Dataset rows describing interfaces

◇ ◇ ◇ ◇ ◇

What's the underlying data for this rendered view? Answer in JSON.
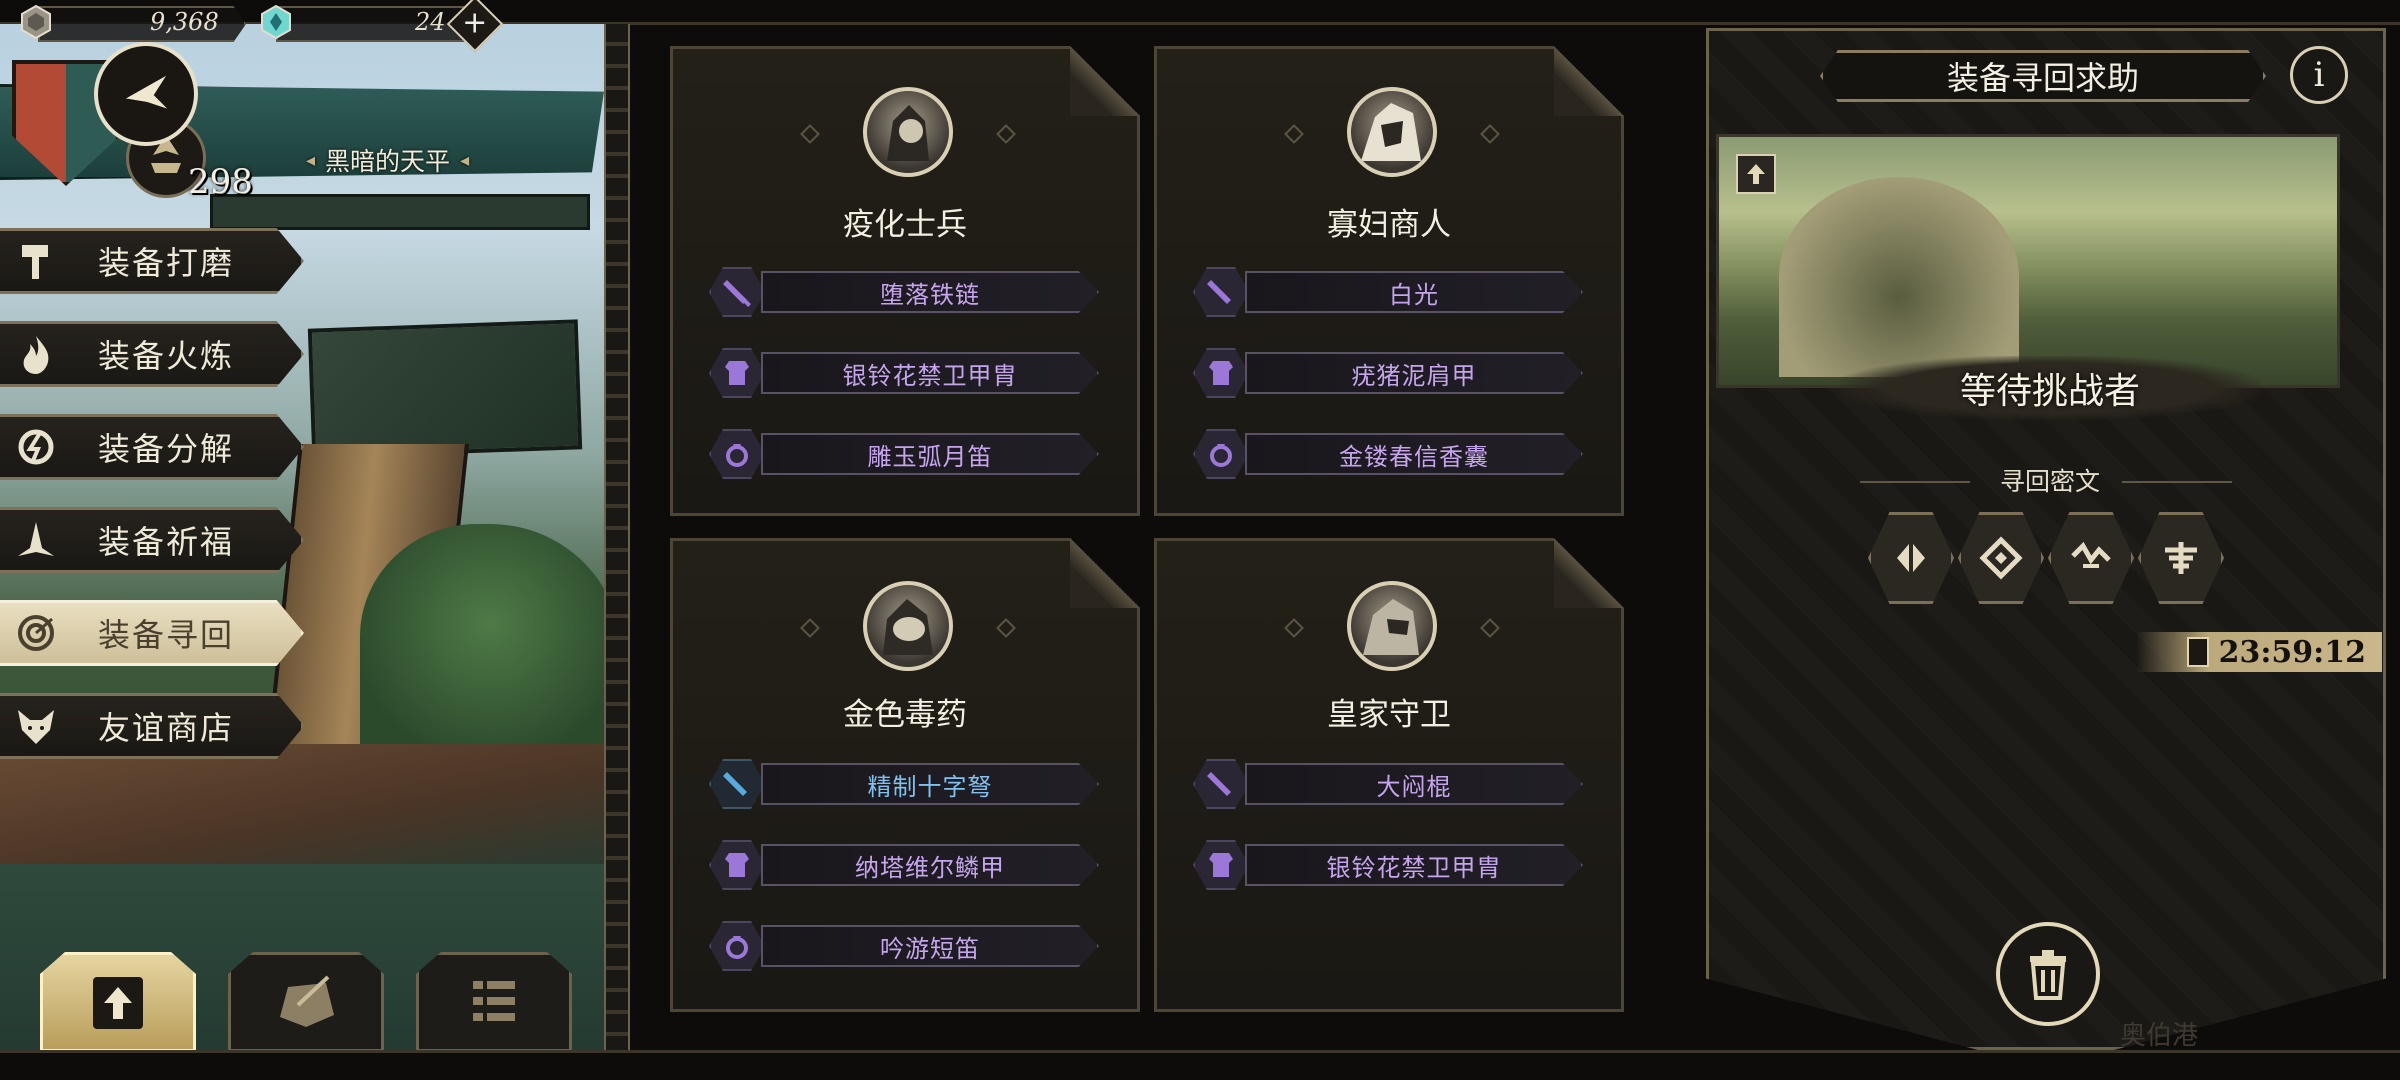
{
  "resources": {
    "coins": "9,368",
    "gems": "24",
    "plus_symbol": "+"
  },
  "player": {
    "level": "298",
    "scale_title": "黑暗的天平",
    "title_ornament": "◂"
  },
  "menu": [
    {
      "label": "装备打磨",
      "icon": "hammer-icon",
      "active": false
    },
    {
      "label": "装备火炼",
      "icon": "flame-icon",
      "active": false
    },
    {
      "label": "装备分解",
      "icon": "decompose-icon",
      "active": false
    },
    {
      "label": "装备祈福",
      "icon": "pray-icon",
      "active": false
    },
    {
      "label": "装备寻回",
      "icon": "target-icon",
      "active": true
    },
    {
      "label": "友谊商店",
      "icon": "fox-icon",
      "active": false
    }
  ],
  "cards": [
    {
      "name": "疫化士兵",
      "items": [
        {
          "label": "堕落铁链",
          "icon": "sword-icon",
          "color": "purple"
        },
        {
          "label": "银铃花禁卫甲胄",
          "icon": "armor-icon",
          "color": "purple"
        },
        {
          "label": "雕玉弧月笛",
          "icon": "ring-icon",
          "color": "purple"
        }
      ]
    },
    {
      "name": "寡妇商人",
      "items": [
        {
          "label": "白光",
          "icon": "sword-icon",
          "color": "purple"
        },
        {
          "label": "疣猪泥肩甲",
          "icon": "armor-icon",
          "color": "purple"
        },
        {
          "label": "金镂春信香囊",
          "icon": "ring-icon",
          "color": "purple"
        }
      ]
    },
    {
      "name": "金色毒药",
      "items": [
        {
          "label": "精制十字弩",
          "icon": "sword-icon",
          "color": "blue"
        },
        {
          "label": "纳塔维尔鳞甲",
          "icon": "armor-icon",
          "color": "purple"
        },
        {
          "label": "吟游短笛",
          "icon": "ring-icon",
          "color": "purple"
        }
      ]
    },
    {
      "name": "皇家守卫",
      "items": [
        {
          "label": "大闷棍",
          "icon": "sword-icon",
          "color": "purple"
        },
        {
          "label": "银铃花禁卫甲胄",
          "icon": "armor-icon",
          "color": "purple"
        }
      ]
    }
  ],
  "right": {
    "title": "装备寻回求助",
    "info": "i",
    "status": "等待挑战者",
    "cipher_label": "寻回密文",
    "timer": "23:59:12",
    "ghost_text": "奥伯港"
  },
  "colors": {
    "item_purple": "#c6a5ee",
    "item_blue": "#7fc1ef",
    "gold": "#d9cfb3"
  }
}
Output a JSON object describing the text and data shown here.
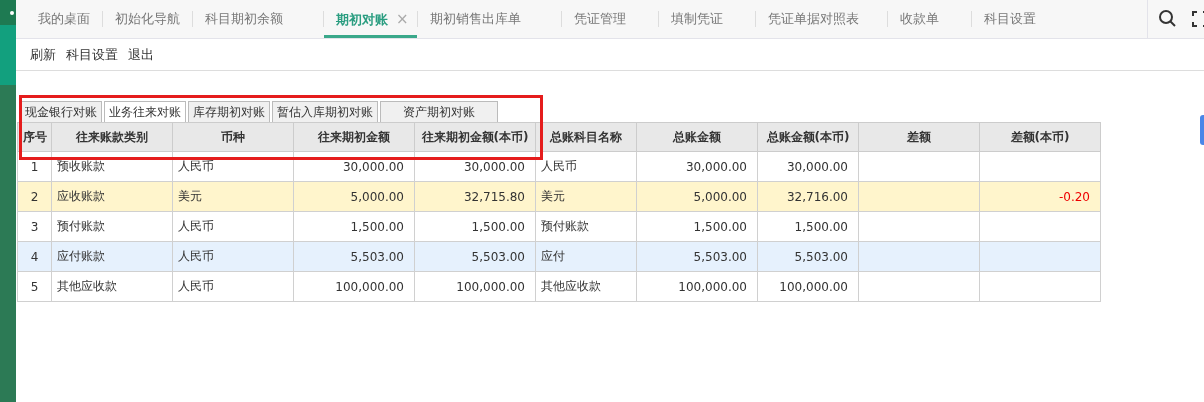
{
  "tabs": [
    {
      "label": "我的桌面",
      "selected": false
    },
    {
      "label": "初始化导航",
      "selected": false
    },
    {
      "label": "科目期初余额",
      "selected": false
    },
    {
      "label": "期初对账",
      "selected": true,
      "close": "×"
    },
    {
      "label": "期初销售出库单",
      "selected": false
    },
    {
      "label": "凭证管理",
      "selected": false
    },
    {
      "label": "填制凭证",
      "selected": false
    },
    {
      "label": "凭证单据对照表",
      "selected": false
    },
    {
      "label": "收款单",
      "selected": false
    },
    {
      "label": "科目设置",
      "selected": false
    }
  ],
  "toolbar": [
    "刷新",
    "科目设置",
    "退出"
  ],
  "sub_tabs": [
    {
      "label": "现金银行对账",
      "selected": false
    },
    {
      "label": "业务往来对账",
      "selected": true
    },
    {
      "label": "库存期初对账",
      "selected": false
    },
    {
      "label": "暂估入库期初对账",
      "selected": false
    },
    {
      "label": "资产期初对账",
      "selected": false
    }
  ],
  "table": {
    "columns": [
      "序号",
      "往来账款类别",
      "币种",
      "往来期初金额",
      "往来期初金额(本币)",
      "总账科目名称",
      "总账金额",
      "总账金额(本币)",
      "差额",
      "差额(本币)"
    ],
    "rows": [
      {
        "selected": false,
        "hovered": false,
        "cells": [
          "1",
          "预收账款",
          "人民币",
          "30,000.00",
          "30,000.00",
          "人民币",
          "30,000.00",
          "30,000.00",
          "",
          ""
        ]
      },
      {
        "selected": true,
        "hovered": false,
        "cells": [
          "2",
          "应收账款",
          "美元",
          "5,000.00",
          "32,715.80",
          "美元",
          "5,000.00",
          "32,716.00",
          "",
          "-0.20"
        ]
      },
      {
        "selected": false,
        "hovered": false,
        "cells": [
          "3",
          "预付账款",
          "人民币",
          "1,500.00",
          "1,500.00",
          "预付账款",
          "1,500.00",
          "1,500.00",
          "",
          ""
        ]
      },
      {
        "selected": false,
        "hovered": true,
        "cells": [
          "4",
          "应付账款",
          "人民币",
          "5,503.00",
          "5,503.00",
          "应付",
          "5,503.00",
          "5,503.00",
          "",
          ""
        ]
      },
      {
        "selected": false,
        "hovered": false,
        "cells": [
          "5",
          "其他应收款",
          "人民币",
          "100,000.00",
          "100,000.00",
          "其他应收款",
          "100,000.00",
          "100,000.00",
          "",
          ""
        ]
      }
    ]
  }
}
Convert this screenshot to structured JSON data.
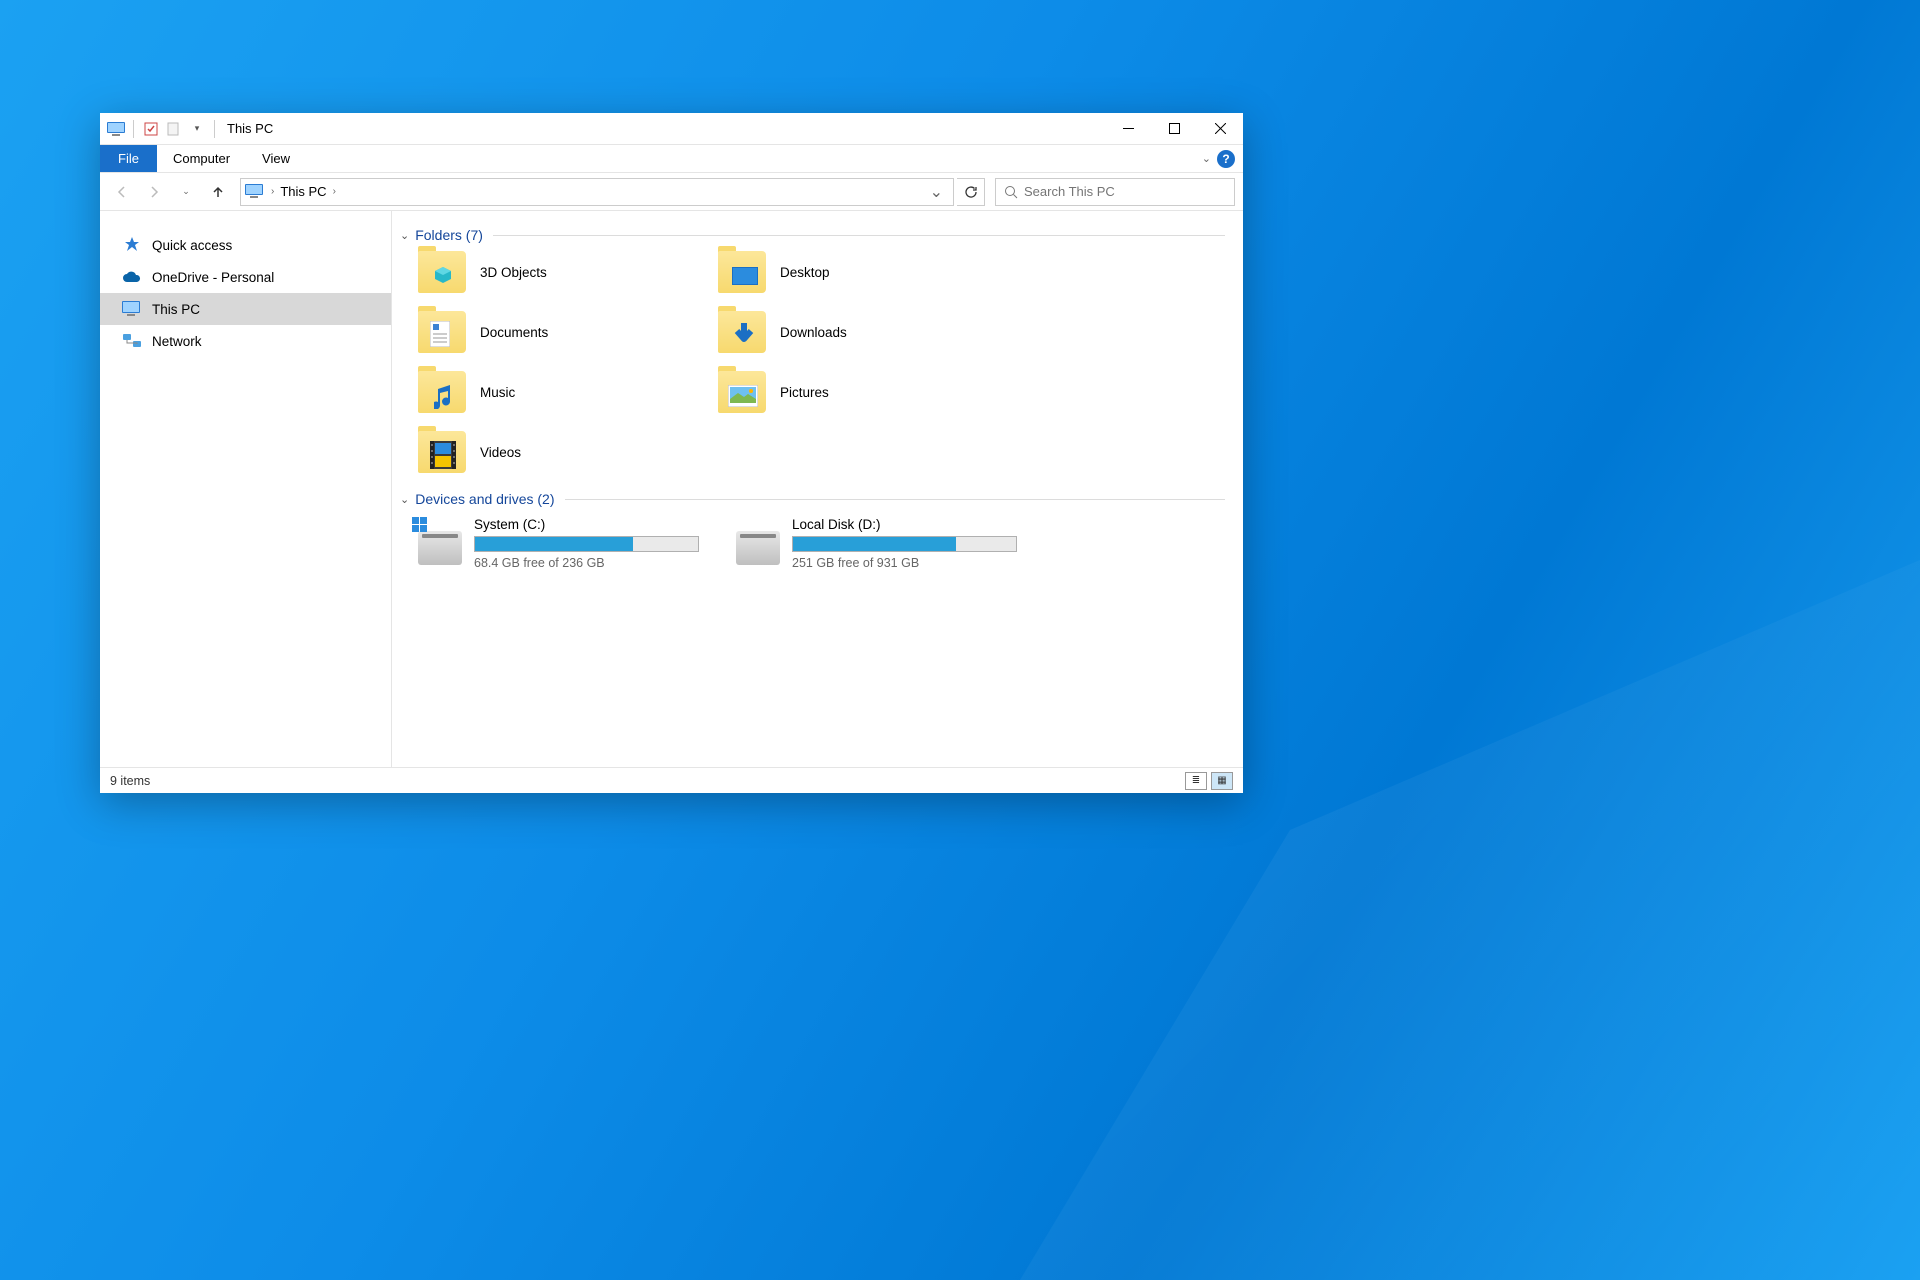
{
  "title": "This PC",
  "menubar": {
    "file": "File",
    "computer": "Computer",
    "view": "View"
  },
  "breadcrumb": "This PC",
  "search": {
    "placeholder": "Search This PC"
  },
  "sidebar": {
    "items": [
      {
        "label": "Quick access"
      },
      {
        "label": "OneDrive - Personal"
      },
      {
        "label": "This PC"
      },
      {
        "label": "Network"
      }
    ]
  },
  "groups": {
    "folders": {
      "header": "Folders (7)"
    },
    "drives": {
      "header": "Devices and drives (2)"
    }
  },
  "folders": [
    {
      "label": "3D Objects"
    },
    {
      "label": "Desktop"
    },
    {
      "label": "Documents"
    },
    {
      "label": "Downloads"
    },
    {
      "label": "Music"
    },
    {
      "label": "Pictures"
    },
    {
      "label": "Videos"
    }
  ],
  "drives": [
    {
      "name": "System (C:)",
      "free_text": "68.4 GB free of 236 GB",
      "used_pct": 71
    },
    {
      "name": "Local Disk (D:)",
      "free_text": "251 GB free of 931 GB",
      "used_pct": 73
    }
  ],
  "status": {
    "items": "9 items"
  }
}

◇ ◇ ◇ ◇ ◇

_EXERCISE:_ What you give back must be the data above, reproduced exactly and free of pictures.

_OUTPUT FOR THIS EXERCISE:_
What's the underlying data for this rendered view? Answer in JSON.
{
  "resources": {
    "coins": "9,368",
    "gems": "24",
    "plus_symbol": "+"
  },
  "player": {
    "level": "298",
    "scale_title": "黑暗的天平",
    "title_ornament": "◂"
  },
  "menu": [
    {
      "label": "装备打磨",
      "icon": "hammer-icon",
      "active": false
    },
    {
      "label": "装备火炼",
      "icon": "flame-icon",
      "active": false
    },
    {
      "label": "装备分解",
      "icon": "decompose-icon",
      "active": false
    },
    {
      "label": "装备祈福",
      "icon": "pray-icon",
      "active": false
    },
    {
      "label": "装备寻回",
      "icon": "target-icon",
      "active": true
    },
    {
      "label": "友谊商店",
      "icon": "fox-icon",
      "active": false
    }
  ],
  "cards": [
    {
      "name": "疫化士兵",
      "items": [
        {
          "label": "堕落铁链",
          "icon": "sword-icon",
          "color": "purple"
        },
        {
          "label": "银铃花禁卫甲胄",
          "icon": "armor-icon",
          "color": "purple"
        },
        {
          "label": "雕玉弧月笛",
          "icon": "ring-icon",
          "color": "purple"
        }
      ]
    },
    {
      "name": "寡妇商人",
      "items": [
        {
          "label": "白光",
          "icon": "sword-icon",
          "color": "purple"
        },
        {
          "label": "疣猪泥肩甲",
          "icon": "armor-icon",
          "color": "purple"
        },
        {
          "label": "金镂春信香囊",
          "icon": "ring-icon",
          "color": "purple"
        }
      ]
    },
    {
      "name": "金色毒药",
      "items": [
        {
          "label": "精制十字弩",
          "icon": "sword-icon",
          "color": "blue"
        },
        {
          "label": "纳塔维尔鳞甲",
          "icon": "armor-icon",
          "color": "purple"
        },
        {
          "label": "吟游短笛",
          "icon": "ring-icon",
          "color": "purple"
        }
      ]
    },
    {
      "name": "皇家守卫",
      "items": [
        {
          "label": "大闷棍",
          "icon": "sword-icon",
          "color": "purple"
        },
        {
          "label": "银铃花禁卫甲胄",
          "icon": "armor-icon",
          "color": "purple"
        }
      ]
    }
  ],
  "right": {
    "title": "装备寻回求助",
    "info": "i",
    "status": "等待挑战者",
    "cipher_label": "寻回密文",
    "timer": "23:59:12",
    "ghost_text": "奥伯港"
  },
  "colors": {
    "item_purple": "#c6a5ee",
    "item_blue": "#7fc1ef",
    "gold": "#d9cfb3"
  }
}
Output a JSON object describing the text and data shown here.
{
  "tabs": [
    {
      "label": "我的桌面",
      "selected": false
    },
    {
      "label": "初始化导航",
      "selected": false
    },
    {
      "label": "科目期初余额",
      "selected": false
    },
    {
      "label": "期初对账",
      "selected": true,
      "close": "×"
    },
    {
      "label": "期初销售出库单",
      "selected": false
    },
    {
      "label": "凭证管理",
      "selected": false
    },
    {
      "label": "填制凭证",
      "selected": false
    },
    {
      "label": "凭证单据对照表",
      "selected": false
    },
    {
      "label": "收款单",
      "selected": false
    },
    {
      "label": "科目设置",
      "selected": false
    }
  ],
  "toolbar": [
    "刷新",
    "科目设置",
    "退出"
  ],
  "sub_tabs": [
    {
      "label": "现金银行对账",
      "selected": false
    },
    {
      "label": "业务往来对账",
      "selected": true
    },
    {
      "label": "库存期初对账",
      "selected": false
    },
    {
      "label": "暂估入库期初对账",
      "selected": false
    },
    {
      "label": "资产期初对账",
      "selected": false
    }
  ],
  "table": {
    "columns": [
      "序号",
      "往来账款类别",
      "币种",
      "往来期初金额",
      "往来期初金额(本币)",
      "总账科目名称",
      "总账金额",
      "总账金额(本币)",
      "差额",
      "差额(本币)"
    ],
    "rows": [
      {
        "selected": false,
        "hovered": false,
        "cells": [
          "1",
          "预收账款",
          "人民币",
          "30,000.00",
          "30,000.00",
          "人民币",
          "30,000.00",
          "30,000.00",
          "",
          ""
        ]
      },
      {
        "selected": true,
        "hovered": false,
        "cells": [
          "2",
          "应收账款",
          "美元",
          "5,000.00",
          "32,715.80",
          "美元",
          "5,000.00",
          "32,716.00",
          "",
          "-0.20"
        ]
      },
      {
        "selected": false,
        "hovered": false,
        "cells": [
          "3",
          "预付账款",
          "人民币",
          "1,500.00",
          "1,500.00",
          "预付账款",
          "1,500.00",
          "1,500.00",
          "",
          ""
        ]
      },
      {
        "selected": false,
        "hovered": true,
        "cells": [
          "4",
          "应付账款",
          "人民币",
          "5,503.00",
          "5,503.00",
          "应付",
          "5,503.00",
          "5,503.00",
          "",
          ""
        ]
      },
      {
        "selected": false,
        "hovered": false,
        "cells": [
          "5",
          "其他应收款",
          "人民币",
          "100,000.00",
          "100,000.00",
          "其他应收款",
          "100,000.00",
          "100,000.00",
          "",
          ""
        ]
      }
    ]
  }
}
Convert this screenshot to structured JSON data.
{
  "title": "This PC",
  "menubar": {
    "file": "File",
    "computer": "Computer",
    "view": "View"
  },
  "breadcrumb": "This PC",
  "search": {
    "placeholder": "Search This PC"
  },
  "sidebar": {
    "items": [
      {
        "label": "Quick access"
      },
      {
        "label": "OneDrive - Personal"
      },
      {
        "label": "This PC"
      },
      {
        "label": "Network"
      }
    ]
  },
  "groups": {
    "folders": {
      "header": "Folders (7)"
    },
    "drives": {
      "header": "Devices and drives (2)"
    }
  },
  "folders": [
    {
      "label": "3D Objects"
    },
    {
      "label": "Desktop"
    },
    {
      "label": "Documents"
    },
    {
      "label": "Downloads"
    },
    {
      "label": "Music"
    },
    {
      "label": "Pictures"
    },
    {
      "label": "Videos"
    }
  ],
  "drives": [
    {
      "name": "System (C:)",
      "free_text": "68.4 GB free of 236 GB",
      "used_pct": 71
    },
    {
      "name": "Local Disk (D:)",
      "free_text": "251 GB free of 931 GB",
      "used_pct": 73
    }
  ],
  "status": {
    "items": "9 items"
  }
}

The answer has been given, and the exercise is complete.